Urban Outfitters Halts Sale of Controversial T-Shirt

Jan 6, 2014 3:58pm
ht urban outfitters depression tee 2 sr 140116 16x9 608 Urban Outfitters Halts Sale of Controversial T Shirt

Urban Outfitters removed this shirt from their website after an online backlash.

For the second time in less than a month, Urban Outfitters has stopped selling a piece of clothing that has triggered a backlash on social media.

The latest fashion faux pas is a T-shirt for women with “depression” written all over it.

The shirt prompted anger on Twitter.

 

Many commenters are comparing the shirt to a women’s V-neck with the words “Eat Less” Urban Outfitters sold  in 2010.

The company responded over the weekend by halting sales of the shirt, which was only sold online, and went on social media to apologize for the shirt.

The depression shirt was created by a small Singaporean clothing line named “Depression.”

“I was shocked that after one T-shirt people jumped to this conclusion,” Kenny Lim, co-founder of Depression told ABC News. “We make happy clothes,” he said.

Lim, 37, and his business partner Andrew Loh came up with the name of the company after they left unhappy jobs in advertising to start the clothing venture.
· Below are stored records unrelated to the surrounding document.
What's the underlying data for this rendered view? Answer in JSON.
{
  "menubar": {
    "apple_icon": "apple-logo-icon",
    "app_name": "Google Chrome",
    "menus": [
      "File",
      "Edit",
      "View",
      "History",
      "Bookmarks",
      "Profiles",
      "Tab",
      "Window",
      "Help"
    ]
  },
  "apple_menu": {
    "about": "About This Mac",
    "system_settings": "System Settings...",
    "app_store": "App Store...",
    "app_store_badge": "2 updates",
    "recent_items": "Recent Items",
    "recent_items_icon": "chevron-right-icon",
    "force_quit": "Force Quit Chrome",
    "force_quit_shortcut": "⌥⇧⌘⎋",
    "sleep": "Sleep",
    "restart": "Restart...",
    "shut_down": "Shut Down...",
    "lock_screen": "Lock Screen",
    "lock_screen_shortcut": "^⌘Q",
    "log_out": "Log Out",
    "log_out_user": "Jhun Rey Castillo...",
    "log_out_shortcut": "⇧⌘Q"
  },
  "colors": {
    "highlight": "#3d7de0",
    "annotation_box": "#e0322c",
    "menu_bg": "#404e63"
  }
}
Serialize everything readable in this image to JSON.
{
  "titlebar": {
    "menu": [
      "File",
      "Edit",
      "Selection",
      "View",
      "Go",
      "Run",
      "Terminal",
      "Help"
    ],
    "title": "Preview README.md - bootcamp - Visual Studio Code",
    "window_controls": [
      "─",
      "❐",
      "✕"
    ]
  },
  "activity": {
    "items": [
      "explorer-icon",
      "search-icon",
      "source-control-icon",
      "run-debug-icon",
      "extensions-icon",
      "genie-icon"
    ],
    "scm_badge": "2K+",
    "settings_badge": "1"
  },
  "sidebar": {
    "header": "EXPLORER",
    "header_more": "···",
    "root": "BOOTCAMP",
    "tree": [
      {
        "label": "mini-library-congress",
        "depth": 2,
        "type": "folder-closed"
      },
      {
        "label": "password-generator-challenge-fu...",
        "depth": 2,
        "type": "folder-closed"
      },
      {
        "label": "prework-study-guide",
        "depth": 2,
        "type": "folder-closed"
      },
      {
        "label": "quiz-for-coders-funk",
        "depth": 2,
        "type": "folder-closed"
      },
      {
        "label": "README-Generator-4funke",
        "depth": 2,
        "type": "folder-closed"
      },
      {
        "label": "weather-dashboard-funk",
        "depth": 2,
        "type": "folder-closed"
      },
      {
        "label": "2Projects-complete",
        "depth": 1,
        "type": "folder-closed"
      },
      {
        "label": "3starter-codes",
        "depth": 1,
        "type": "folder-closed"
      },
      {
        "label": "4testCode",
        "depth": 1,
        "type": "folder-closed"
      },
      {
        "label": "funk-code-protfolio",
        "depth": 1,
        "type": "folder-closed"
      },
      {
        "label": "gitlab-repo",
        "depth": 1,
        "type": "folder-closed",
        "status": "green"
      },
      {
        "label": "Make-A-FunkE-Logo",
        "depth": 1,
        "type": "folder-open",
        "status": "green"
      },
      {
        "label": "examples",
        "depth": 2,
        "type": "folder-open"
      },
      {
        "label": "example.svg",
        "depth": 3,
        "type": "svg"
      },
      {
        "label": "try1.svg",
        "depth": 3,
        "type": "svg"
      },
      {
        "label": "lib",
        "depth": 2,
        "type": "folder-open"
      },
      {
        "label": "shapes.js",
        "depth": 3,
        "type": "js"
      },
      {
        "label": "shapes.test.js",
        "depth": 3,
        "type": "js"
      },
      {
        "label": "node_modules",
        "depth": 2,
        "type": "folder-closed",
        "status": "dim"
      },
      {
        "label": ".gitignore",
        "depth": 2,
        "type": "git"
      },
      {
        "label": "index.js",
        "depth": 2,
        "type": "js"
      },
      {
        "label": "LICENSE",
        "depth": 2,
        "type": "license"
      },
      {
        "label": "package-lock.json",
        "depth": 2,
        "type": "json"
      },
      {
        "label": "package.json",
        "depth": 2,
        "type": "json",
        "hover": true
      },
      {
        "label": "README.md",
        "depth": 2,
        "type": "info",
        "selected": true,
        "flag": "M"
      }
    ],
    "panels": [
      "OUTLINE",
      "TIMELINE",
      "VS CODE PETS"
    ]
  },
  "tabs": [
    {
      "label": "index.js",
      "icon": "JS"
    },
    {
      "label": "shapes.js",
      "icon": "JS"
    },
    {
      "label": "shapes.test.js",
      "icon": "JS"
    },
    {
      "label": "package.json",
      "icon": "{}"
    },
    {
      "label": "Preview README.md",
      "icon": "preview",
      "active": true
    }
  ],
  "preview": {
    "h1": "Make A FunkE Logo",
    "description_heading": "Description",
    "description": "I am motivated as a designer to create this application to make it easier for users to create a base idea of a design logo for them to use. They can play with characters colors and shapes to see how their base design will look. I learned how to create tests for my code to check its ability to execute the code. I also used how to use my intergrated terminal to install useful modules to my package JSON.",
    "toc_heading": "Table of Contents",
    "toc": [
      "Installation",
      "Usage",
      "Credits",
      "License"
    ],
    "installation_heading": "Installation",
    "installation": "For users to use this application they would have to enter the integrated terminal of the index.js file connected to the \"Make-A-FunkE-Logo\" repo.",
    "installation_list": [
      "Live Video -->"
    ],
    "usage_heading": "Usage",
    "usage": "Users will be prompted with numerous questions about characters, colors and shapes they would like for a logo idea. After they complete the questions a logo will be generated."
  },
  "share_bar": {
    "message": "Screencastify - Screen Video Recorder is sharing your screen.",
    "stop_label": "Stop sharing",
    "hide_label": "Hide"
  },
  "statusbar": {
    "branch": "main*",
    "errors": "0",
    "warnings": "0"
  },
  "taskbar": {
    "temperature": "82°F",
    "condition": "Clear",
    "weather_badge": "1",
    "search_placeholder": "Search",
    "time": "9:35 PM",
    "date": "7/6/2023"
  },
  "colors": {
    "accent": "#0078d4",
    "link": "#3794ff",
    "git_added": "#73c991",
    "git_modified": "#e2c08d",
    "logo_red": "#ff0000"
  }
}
“I got very depressed at work,” Lim told ABC News. “The clothing line is a reminder that we can be happy every day when we go to work.”

Lim said the shirt was simply their logo printed on the T-shirt. He said he’s never gotten this kind of reaction since starting the company in 2006.

“I just think we are being misunderstood,” Lim said. “I just want the focus to be on the brand.”

Lim said the shirt was designed 6 or 8 months ago for men and it sold out in Singapore. Urban Outfitters then approached Depression about making a women’s cut off tee.

When asked if his company will continue production on shirts like this, Lim said “I think it’s best we don’t make it anymore.”

You are using an outdated version of Internet Explorer. Please click here to upgrade your browser in order to comment.
blog comments powered by Disqus